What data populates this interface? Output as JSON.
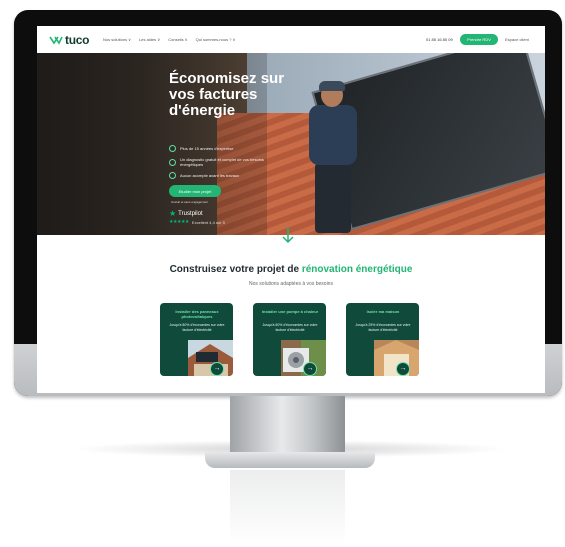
{
  "nav": {
    "logo": "tuco",
    "links": [
      "Nos solutions ∨",
      "Les aides ∨",
      "Conseils ∨",
      "Qui sommes-nous ? ∨"
    ],
    "phone": "01 85 16 80 09",
    "cta": "Prendre RDV",
    "account": "Espace client"
  },
  "hero": {
    "title": "Économisez sur vos factures d'énergie",
    "bullets": [
      "Plus de 15 années d'expertise",
      "Un diagnostic gratuit et complet de vos besoins énergétiques",
      "Aucun acompte avant les travaux"
    ],
    "cta": "Etudier mon projet",
    "cta_sub": "Gratuit et sans engagement",
    "trustpilot": "Trustpilot",
    "rating": "Excellent 4,4 sur 5"
  },
  "section": {
    "title_start": "Construisez votre projet de ",
    "title_highlight": "rénovation énergétique",
    "subtitle": "Nos solutions adaptées à vos besoins"
  },
  "cards": [
    {
      "title": "Installer des panneaux photovoltaïques",
      "text": "Jusqu'à 80% d'économies sur votre facture d'électricité"
    },
    {
      "title": "Installer une pompe à chaleur",
      "text": "Jusqu'à 60% d'économies sur votre facture d'électricité"
    },
    {
      "title": "Isoler ma maison",
      "text": "Jusqu'à 25% d'économies sur votre facture d'électricité"
    }
  ],
  "colors": {
    "accent": "#22b573",
    "card_bg": "#0f4a3a",
    "brand_dark": "#0e3b2e"
  }
}
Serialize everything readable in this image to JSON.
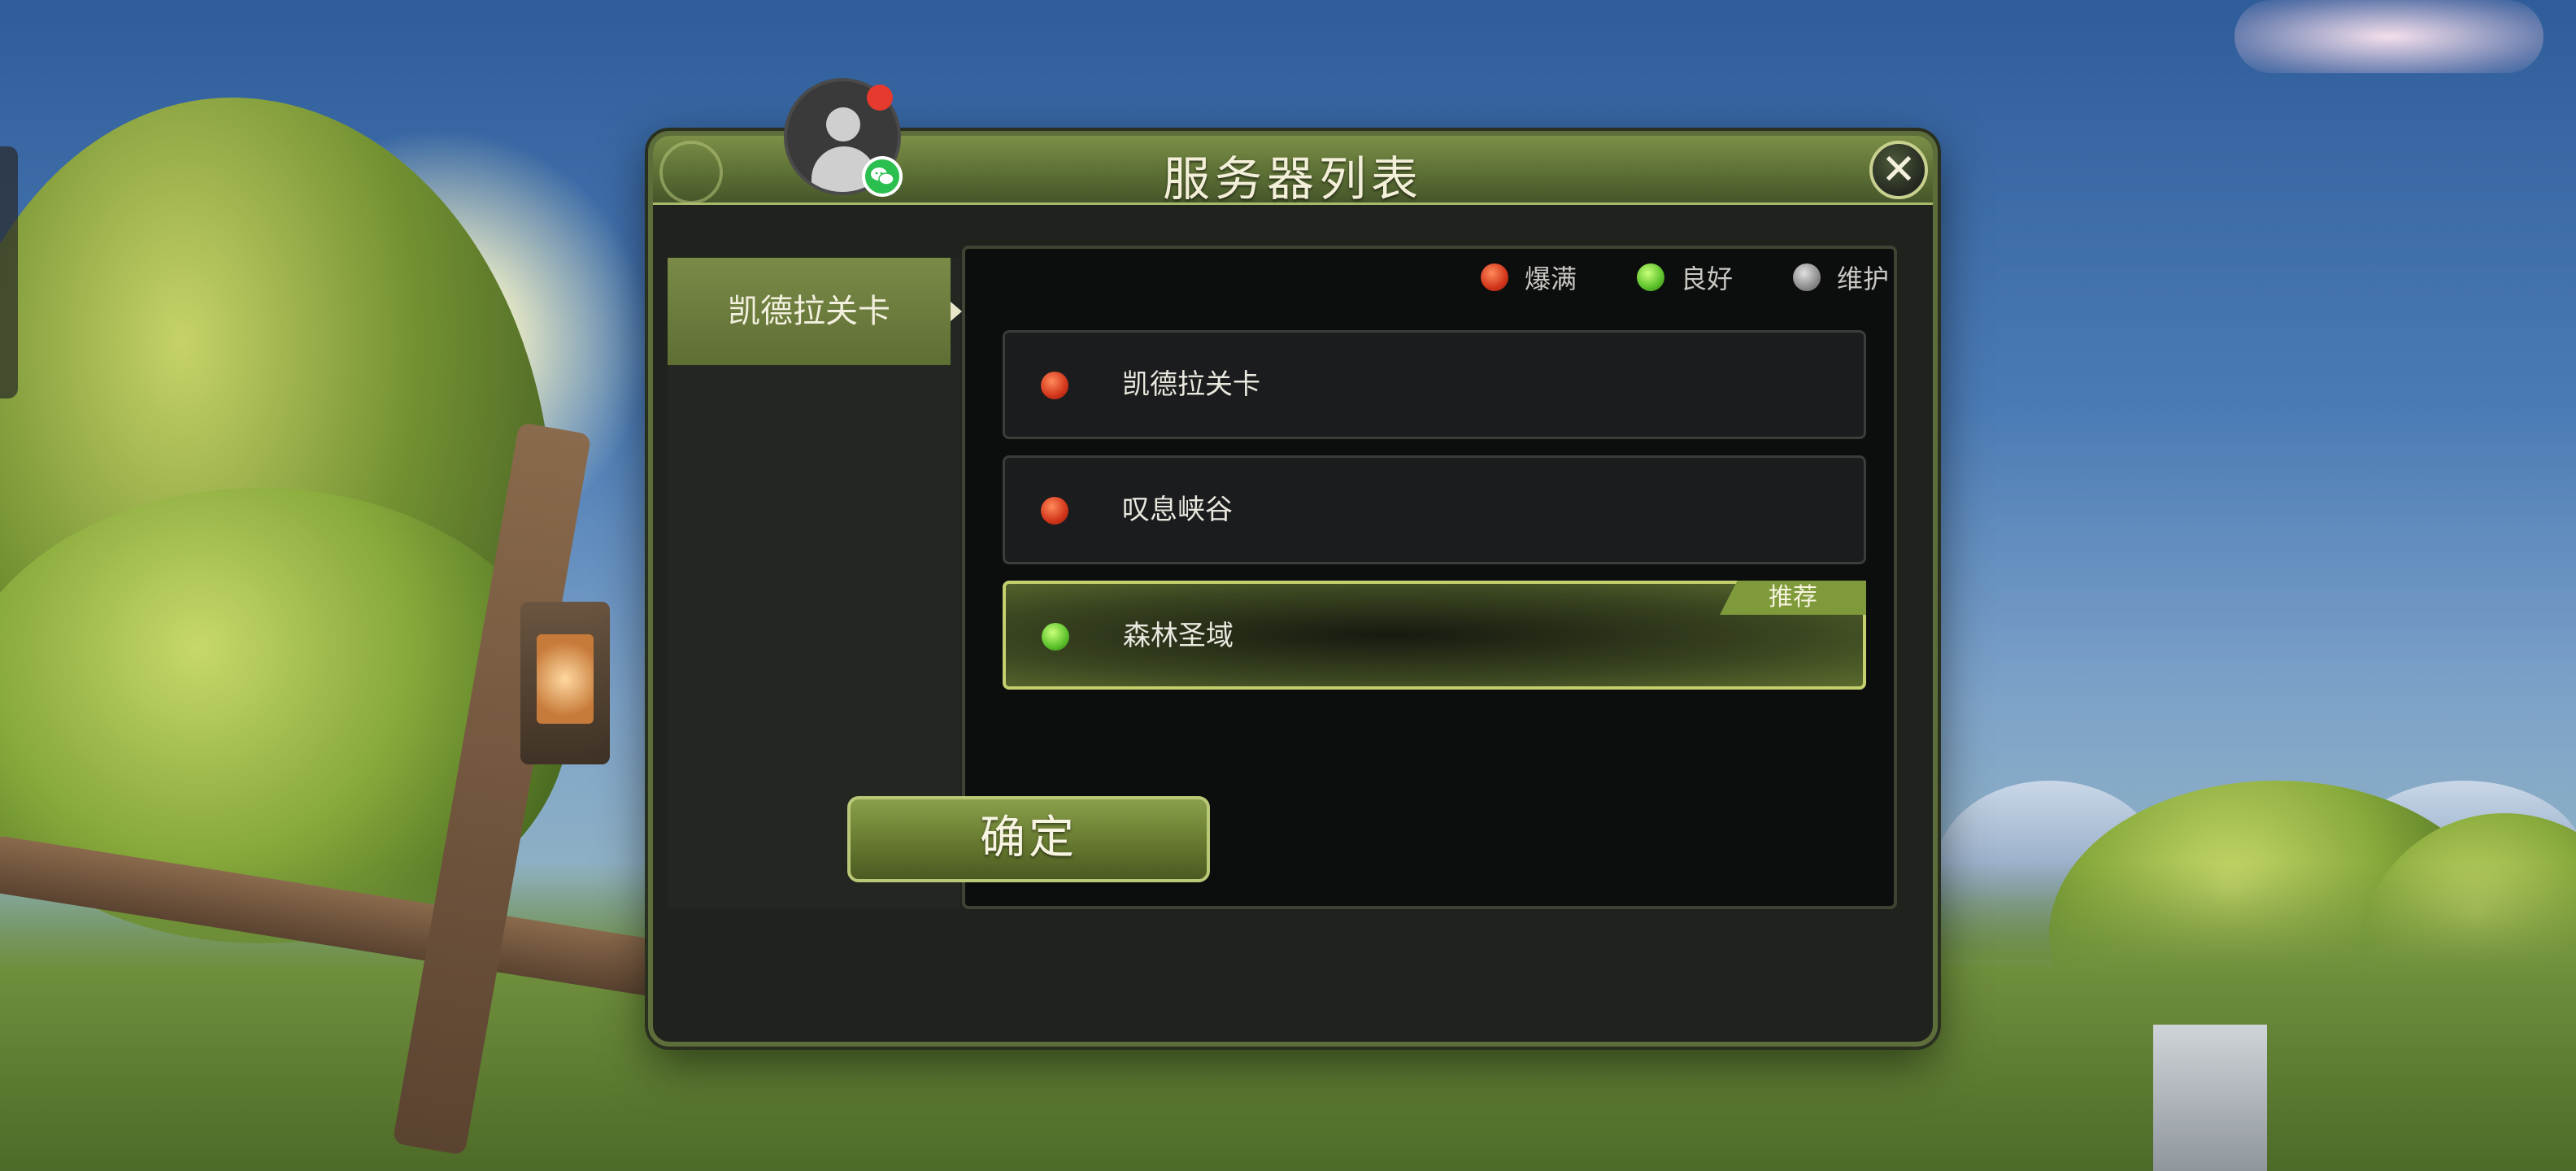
{
  "dialog": {
    "title": "服务器列表",
    "close_icon": "close-icon"
  },
  "profile": {
    "avatar_icon": "user-avatar-icon",
    "badge_icon": "wechat-icon",
    "notification_color": "#e63a2e"
  },
  "sidebar": {
    "items": [
      {
        "label": "凯德拉关卡",
        "selected": true
      }
    ]
  },
  "legend": [
    {
      "label": "爆满",
      "status": "full",
      "color": "#d2351b"
    },
    {
      "label": "良好",
      "status": "good",
      "color": "#5cc12b"
    },
    {
      "label": "维护",
      "status": "maintenance",
      "color": "#8c8c8c"
    }
  ],
  "servers": [
    {
      "name": "凯德拉关卡",
      "status": "full",
      "selected": false
    },
    {
      "name": "叹息峡谷",
      "status": "full",
      "selected": false
    },
    {
      "name": "森林圣域",
      "status": "good",
      "selected": true,
      "tag": "推荐"
    }
  ],
  "confirm_label": "确定",
  "colors": {
    "accent_green": "#7a8a47",
    "border_highlight": "#c3d06d"
  }
}
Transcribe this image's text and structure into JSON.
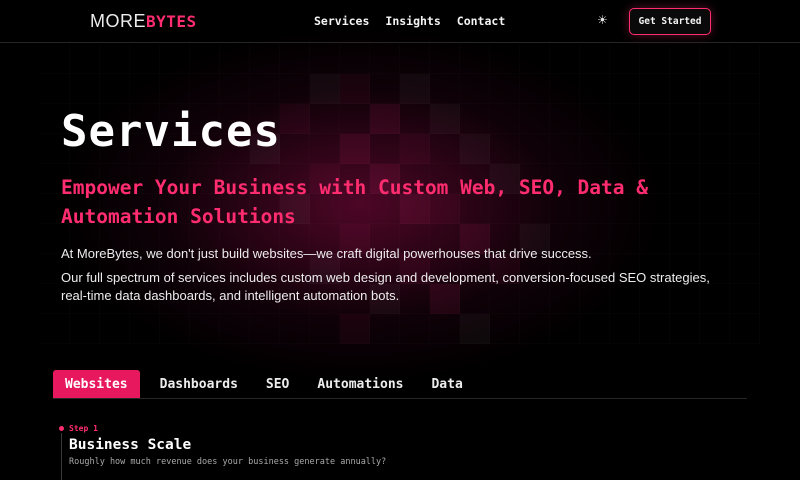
{
  "header": {
    "logo": {
      "part1": "MORE",
      "part2": "BYTES"
    },
    "nav": [
      "Services",
      "Insights",
      "Contact"
    ],
    "theme_icon": "sun-icon",
    "cta_label": "Get Started"
  },
  "hero": {
    "title": "Services",
    "subtitle": "Empower Your Business with Custom Web, SEO, Data & Automation Solutions",
    "intro": "At MoreBytes, we don't just build websites—we craft digital powerhouses that drive success.",
    "description": "Our full spectrum of services includes custom web design and development, conversion-focused SEO strategies, real-time data dashboards, and intelligent automation bots."
  },
  "tabs": {
    "items": [
      "Websites",
      "Dashboards",
      "SEO",
      "Automations",
      "Data"
    ],
    "active": "Websites"
  },
  "step": {
    "label": "Step 1",
    "title": "Business Scale",
    "question": "Roughly how much revenue does your business generate annually?"
  },
  "colors": {
    "accent": "#ff2d6f",
    "active_tab": "#e8185f",
    "background": "#000000"
  }
}
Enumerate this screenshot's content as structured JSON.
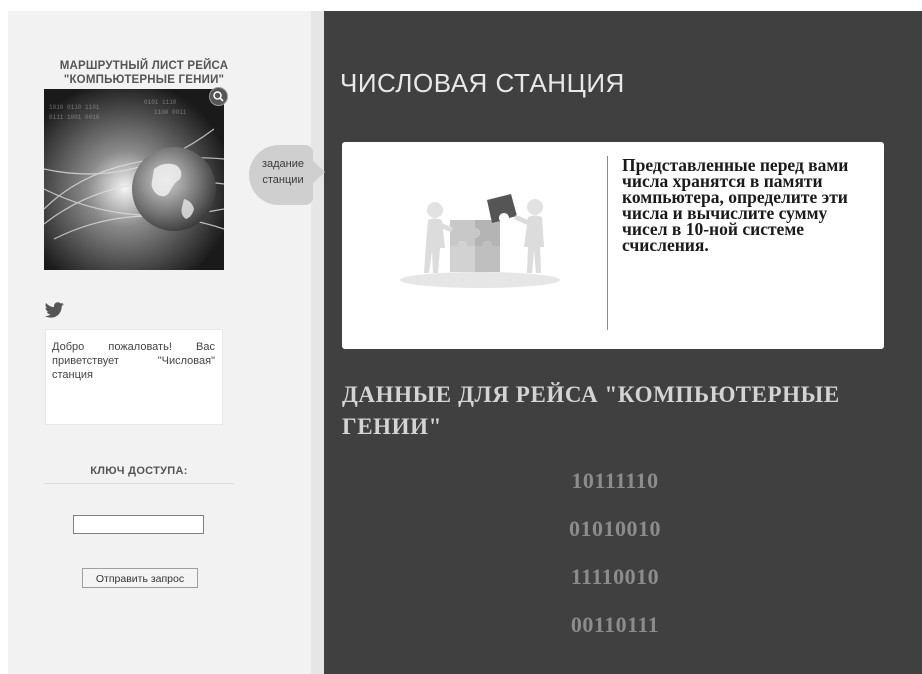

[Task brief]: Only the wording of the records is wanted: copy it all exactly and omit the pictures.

[Written reply]:
What data populates this interface? Output as JSON.
{
  "nav": {
    "logo": "tuco",
    "links": [
      "Nos solutions ∨",
      "Les aides ∨",
      "Conseils ∨",
      "Qui sommes-nous ? ∨"
    ],
    "phone": "01 85 16 80 09",
    "cta": "Prendre RDV",
    "account": "Espace client"
  },
  "hero": {
    "title": "Économisez sur vos factures d'énergie",
    "bullets": [
      "Plus de 15 années d'expertise",
      "Un diagnostic gratuit et complet de vos besoins énergétiques",
      "Aucun acompte avant les travaux"
    ],
    "cta": "Etudier mon projet",
    "cta_sub": "Gratuit et sans engagement",
    "trustpilot": "Trustpilot",
    "rating": "Excellent 4,4 sur 5"
  },
  "section": {
    "title_start": "Construisez votre projet de ",
    "title_highlight": "rénovation énergétique",
    "subtitle": "Nos solutions adaptées à vos besoins"
  },
  "cards": [
    {
      "title": "Installer des panneaux photovoltaïques",
      "text": "Jusqu'à 80% d'économies sur votre facture d'électricité"
    },
    {
      "title": "Installer une pompe à chaleur",
      "text": "Jusqu'à 60% d'économies sur votre facture d'électricité"
    },
    {
      "title": "Isoler ma maison",
      "text": "Jusqu'à 25% d'économies sur votre facture d'électricité"
    }
  ],
  "colors": {
    "accent": "#22b573",
    "card_bg": "#0f4a3a",
    "brand_dark": "#0e3b2e"
  }
}
Serialize everything readable in this image to JSON.
{
  "dialog": {
    "title": "服务器列表",
    "close_icon": "close-icon"
  },
  "profile": {
    "avatar_icon": "user-avatar-icon",
    "badge_icon": "wechat-icon",
    "notification_color": "#e63a2e"
  },
  "sidebar": {
    "items": [
      {
        "label": "凯德拉关卡",
        "selected": true
      }
    ]
  },
  "legend": [
    {
      "label": "爆满",
      "status": "full",
      "color": "#d2351b"
    },
    {
      "label": "良好",
      "status": "good",
      "color": "#5cc12b"
    },
    {
      "label": "维护",
      "status": "maintenance",
      "color": "#8c8c8c"
    }
  ],
  "servers": [
    {
      "name": "凯德拉关卡",
      "status": "full",
      "selected": false
    },
    {
      "name": "叹息峡谷",
      "status": "full",
      "selected": false
    },
    {
      "name": "森林圣域",
      "status": "good",
      "selected": true,
      "tag": "推荐"
    }
  ],
  "confirm_label": "确定",
  "colors": {
    "accent_green": "#7a8a47",
    "border_highlight": "#c3d06d"
  }
}
Transcribe this image's text and structure into JSON.
{
  "header": {
    "logo": {
      "part1": "MORE",
      "part2": "BYTES"
    },
    "nav": [
      "Services",
      "Insights",
      "Contact"
    ],
    "theme_icon": "sun-icon",
    "cta_label": "Get Started"
  },
  "hero": {
    "title": "Services",
    "subtitle": "Empower Your Business with Custom Web, SEO, Data & Automation Solutions",
    "intro": "At MoreBytes, we don't just build websites—we craft digital powerhouses that drive success.",
    "description": "Our full spectrum of services includes custom web design and development, conversion-focused SEO strategies, real-time data dashboards, and intelligent automation bots."
  },
  "tabs": {
    "items": [
      "Websites",
      "Dashboards",
      "SEO",
      "Automations",
      "Data"
    ],
    "active": "Websites"
  },
  "step": {
    "label": "Step 1",
    "title": "Business Scale",
    "question": "Roughly how much revenue does your business generate annually?"
  },
  "colors": {
    "accent": "#ff2d6f",
    "active_tab": "#e8185f",
    "background": "#000000"
  }
}
Enumerate this screenshot's content as structured JSON.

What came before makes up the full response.